EXERCISE AIM:
Search term "note": copy each line of the data containing it.

INFORMATION SHOWN:
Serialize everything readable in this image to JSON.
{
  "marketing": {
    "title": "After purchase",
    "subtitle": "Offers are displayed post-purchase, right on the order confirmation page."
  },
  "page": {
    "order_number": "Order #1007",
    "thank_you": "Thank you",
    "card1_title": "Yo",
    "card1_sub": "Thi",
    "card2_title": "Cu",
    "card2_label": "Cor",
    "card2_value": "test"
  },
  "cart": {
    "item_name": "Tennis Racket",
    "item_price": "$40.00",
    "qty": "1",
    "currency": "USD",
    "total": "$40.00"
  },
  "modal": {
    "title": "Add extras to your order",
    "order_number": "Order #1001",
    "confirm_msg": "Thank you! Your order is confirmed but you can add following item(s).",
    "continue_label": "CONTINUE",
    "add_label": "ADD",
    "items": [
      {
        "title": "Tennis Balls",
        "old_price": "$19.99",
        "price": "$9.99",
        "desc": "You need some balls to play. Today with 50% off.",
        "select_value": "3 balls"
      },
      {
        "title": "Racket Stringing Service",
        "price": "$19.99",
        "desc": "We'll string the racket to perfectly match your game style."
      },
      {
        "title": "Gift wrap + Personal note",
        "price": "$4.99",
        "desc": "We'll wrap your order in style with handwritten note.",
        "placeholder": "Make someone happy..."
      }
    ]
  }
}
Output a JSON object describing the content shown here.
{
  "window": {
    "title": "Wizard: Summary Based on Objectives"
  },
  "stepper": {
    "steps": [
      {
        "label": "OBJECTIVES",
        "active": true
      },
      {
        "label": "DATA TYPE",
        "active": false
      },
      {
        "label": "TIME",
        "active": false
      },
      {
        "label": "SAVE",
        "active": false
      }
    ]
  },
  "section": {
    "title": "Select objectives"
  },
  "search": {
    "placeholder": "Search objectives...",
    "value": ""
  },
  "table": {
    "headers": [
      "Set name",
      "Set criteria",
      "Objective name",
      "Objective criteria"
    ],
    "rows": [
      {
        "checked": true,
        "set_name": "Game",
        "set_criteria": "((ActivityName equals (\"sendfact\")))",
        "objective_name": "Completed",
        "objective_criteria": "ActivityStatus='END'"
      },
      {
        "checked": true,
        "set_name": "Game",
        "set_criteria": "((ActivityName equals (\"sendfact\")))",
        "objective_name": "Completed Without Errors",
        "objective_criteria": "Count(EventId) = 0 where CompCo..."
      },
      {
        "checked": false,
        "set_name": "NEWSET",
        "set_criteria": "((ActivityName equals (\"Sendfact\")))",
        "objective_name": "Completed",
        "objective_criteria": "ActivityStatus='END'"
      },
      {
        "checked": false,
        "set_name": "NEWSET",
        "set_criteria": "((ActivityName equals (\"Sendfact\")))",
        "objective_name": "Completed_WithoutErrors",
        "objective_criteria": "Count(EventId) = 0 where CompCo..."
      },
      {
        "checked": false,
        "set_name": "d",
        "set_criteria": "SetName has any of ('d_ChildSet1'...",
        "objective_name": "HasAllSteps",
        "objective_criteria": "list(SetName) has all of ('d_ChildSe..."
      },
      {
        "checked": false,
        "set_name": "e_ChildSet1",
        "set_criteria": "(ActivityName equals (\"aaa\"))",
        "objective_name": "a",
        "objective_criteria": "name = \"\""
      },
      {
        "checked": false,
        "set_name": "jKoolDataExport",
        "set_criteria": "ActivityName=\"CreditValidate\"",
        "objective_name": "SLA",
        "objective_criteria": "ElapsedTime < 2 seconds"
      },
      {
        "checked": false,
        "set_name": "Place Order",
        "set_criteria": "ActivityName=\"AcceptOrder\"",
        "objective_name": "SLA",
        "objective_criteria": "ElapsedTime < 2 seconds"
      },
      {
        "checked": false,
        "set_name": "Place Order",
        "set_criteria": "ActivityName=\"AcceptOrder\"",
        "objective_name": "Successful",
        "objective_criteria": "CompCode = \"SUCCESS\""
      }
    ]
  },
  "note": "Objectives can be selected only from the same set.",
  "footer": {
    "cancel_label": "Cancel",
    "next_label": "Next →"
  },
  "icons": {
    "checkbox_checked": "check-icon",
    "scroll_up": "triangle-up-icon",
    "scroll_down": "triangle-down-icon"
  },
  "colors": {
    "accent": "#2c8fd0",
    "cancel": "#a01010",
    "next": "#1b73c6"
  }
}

EXERCISE SOLUTION:
        "title": "Gift wrap + Personal note",
        "desc": "We'll wrap your order in style with handwritten note.",
  "note": "Objectives can be selected only from the same set.",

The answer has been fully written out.